Search the records below for "received" and copy every line it turns up in.

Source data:
Start of Block

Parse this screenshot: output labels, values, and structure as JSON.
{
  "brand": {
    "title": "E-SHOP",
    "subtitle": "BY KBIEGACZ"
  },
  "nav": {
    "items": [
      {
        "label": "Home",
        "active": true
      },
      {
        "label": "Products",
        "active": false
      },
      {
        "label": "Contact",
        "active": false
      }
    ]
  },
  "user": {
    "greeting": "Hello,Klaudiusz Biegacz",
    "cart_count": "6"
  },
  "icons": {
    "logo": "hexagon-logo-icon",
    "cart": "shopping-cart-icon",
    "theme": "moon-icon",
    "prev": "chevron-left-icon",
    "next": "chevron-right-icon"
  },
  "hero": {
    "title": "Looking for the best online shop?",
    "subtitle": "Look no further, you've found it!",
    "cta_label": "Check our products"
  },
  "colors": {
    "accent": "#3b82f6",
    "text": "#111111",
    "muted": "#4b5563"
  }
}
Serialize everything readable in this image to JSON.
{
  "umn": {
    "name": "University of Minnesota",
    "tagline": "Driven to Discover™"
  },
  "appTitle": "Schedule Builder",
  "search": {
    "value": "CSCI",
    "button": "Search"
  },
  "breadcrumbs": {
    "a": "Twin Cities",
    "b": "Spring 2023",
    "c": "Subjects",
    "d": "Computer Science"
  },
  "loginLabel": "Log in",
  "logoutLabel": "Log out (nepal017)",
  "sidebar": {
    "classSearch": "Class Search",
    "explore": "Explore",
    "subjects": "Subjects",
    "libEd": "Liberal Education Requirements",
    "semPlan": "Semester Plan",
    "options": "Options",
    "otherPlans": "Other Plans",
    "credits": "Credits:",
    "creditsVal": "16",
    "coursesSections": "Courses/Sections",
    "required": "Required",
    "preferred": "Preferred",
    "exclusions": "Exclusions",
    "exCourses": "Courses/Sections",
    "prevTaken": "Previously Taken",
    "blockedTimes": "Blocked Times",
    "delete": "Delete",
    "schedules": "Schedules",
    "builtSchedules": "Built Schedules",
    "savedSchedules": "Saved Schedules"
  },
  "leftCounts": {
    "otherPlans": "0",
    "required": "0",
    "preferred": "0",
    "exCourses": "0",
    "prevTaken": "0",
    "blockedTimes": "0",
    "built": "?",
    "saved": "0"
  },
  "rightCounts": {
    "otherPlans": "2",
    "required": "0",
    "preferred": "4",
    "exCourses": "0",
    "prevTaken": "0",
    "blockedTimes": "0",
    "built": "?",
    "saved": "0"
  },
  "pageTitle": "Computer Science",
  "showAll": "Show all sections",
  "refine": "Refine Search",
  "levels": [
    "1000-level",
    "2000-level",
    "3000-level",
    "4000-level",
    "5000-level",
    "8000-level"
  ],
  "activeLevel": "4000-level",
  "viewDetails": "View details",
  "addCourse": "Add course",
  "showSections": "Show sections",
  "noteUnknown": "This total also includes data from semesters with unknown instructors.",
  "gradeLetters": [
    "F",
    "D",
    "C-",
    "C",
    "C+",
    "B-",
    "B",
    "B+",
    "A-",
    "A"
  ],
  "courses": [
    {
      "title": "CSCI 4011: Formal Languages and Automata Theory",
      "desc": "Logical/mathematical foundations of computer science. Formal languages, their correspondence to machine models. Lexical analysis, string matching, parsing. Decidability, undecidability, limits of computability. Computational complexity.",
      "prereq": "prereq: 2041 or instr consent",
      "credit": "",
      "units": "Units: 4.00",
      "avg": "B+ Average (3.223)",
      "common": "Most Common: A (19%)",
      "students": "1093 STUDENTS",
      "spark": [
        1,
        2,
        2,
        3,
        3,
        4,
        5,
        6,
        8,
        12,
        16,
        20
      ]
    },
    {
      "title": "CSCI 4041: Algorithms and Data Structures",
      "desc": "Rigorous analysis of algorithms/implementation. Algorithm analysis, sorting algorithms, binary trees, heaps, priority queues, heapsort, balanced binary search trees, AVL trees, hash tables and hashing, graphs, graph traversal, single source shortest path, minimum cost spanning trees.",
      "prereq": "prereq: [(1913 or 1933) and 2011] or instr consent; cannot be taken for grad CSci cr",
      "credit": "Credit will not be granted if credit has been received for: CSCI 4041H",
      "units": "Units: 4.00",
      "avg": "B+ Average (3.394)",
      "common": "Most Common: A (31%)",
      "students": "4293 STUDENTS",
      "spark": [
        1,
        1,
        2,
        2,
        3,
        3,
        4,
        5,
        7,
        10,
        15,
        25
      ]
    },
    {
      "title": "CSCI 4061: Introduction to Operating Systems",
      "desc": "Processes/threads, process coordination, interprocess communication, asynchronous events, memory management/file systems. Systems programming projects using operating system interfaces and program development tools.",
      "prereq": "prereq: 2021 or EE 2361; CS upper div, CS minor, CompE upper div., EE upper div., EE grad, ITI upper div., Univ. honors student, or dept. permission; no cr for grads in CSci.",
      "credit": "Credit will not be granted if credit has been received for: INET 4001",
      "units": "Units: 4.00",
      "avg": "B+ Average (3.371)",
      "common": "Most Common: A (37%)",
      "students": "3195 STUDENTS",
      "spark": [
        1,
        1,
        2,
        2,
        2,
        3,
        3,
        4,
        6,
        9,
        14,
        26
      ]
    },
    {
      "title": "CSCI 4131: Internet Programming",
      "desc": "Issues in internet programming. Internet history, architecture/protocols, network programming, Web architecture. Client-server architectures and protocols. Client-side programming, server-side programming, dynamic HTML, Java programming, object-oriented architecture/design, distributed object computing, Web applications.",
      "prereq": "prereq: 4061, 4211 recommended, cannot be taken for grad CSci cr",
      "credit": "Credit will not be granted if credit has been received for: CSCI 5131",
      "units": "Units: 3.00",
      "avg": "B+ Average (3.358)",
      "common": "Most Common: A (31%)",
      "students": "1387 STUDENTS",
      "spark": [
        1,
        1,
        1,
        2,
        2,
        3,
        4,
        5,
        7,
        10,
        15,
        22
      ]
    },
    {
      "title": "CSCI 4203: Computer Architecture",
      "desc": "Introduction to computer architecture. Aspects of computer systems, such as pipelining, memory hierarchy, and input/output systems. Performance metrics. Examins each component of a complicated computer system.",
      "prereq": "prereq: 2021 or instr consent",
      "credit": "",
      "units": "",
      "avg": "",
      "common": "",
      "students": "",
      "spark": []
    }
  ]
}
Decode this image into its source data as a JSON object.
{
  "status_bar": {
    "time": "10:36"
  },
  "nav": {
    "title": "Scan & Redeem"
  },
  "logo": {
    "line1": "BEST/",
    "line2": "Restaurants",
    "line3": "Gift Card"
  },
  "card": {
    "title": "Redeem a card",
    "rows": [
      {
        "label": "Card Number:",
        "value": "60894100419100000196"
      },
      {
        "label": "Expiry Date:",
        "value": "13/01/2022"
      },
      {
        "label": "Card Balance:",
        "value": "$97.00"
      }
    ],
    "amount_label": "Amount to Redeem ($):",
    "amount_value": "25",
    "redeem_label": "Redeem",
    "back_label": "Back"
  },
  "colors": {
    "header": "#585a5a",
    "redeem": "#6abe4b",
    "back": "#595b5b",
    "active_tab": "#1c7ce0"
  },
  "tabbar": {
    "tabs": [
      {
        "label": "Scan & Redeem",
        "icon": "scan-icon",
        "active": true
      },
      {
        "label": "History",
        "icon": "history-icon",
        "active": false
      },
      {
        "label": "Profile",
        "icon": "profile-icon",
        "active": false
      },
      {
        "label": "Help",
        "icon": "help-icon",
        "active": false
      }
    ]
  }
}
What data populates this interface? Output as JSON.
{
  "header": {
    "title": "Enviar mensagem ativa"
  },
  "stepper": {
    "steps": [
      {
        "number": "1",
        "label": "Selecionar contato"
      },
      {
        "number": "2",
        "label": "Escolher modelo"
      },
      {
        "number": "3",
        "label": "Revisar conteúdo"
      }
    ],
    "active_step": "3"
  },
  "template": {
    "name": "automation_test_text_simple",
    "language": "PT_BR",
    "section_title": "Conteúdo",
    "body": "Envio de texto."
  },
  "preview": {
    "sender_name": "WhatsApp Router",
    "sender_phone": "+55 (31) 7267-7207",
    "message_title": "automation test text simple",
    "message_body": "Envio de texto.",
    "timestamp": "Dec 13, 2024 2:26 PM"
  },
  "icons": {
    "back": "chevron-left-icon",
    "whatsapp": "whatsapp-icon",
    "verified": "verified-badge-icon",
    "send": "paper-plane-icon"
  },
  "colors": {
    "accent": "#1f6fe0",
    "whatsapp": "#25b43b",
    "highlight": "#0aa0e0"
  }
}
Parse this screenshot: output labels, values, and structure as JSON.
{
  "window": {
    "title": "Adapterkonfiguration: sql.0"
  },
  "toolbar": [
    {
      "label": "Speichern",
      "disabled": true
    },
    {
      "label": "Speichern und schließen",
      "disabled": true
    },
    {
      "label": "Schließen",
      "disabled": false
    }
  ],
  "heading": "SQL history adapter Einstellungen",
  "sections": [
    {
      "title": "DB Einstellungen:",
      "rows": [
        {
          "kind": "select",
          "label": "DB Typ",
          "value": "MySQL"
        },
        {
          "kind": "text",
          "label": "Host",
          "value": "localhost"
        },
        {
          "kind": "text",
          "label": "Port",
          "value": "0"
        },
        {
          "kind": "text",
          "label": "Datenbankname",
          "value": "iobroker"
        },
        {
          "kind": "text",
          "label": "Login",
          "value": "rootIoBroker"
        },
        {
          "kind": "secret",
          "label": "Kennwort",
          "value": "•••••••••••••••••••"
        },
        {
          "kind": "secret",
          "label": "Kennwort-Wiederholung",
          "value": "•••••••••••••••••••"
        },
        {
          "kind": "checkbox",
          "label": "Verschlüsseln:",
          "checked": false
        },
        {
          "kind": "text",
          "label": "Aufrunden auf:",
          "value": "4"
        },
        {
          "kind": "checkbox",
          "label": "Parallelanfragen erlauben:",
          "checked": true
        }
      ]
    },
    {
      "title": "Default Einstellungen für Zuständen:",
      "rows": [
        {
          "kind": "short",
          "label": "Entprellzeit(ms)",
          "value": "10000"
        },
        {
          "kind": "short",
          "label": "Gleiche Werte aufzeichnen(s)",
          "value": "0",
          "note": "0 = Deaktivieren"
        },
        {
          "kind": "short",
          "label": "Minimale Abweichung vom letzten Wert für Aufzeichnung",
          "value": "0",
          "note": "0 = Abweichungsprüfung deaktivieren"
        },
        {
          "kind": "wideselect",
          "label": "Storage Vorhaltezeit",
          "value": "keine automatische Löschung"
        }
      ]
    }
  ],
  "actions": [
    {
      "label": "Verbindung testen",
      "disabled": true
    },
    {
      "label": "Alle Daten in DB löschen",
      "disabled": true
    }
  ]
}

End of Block

> **Written answer**
      "credit": "Credit will not be granted if credit has been received for: CSCI 4041H",
      "credit": "Credit will not be granted if credit has been received for: INET 4001",
      "credit": "Credit will not be granted if credit has been received for: CSCI 5131",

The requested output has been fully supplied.